I did it all for the kids!
I started this marathon journey loathing running but with a mission to raise as much funds as possible to make a life-changing documentary for our kids. We’ve just tipped over a total of $45,000 which is a really great start, but we still have a way to go. I won’t stop until we’ve financed this film and it’s created and in the hearts and minds of those that need it most. As for running, well, strangely I don’t loathe it anymore but I sure won’t be putting my hand up for another marathon anytime soon! Rather you’ll see me out on the road
gazelle like plodding along with a big smile on my face and inside I’ll be feeling grateful, grateful to live in this resilient and magical body of mine.
My body is not an ornament, it is the vehicle to my dreams.
Love Taryn x
You can help us change lives.
Massive thank you goes to…
Thank you to the team of health professionals that have supported my marathon training. To my running coach Nicole Bunyon at Running Mums Australia, thank you for your endless encouragement and making the impossible seem possible. To Tim, Scott, Emily and the team at Flex for keeping my body together even when it felt like it was falling apart! We got through shin splints, swollen knees and a sore back with weekly physio, the odd dry needling session, altitude training and massage. Thanks to my favourite (health at every size) dietician Jen Pfeifler from River Oak Health for all of your wisdom and nutritional advice. Modibodi for your underwear, Active Truth for your active wear (with pockets!) LAJOIE SKIN for your Calmme cream (no chafing!) and all the magnesium products from Amazing Oils.
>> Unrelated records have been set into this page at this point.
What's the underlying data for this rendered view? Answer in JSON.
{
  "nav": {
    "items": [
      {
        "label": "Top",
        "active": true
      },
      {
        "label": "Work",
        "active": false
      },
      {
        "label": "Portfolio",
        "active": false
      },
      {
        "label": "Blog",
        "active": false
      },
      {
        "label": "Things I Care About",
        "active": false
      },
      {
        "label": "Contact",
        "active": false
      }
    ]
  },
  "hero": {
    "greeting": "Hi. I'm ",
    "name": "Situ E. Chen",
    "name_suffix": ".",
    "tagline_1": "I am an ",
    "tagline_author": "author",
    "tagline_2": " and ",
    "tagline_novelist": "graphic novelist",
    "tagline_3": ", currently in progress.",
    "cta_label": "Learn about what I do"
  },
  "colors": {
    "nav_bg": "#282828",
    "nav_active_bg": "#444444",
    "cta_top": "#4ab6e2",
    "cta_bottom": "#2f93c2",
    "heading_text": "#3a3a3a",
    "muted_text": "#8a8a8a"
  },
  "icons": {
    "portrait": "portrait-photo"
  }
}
And of course the South Australian Road Runners Club for hosting this incredible event.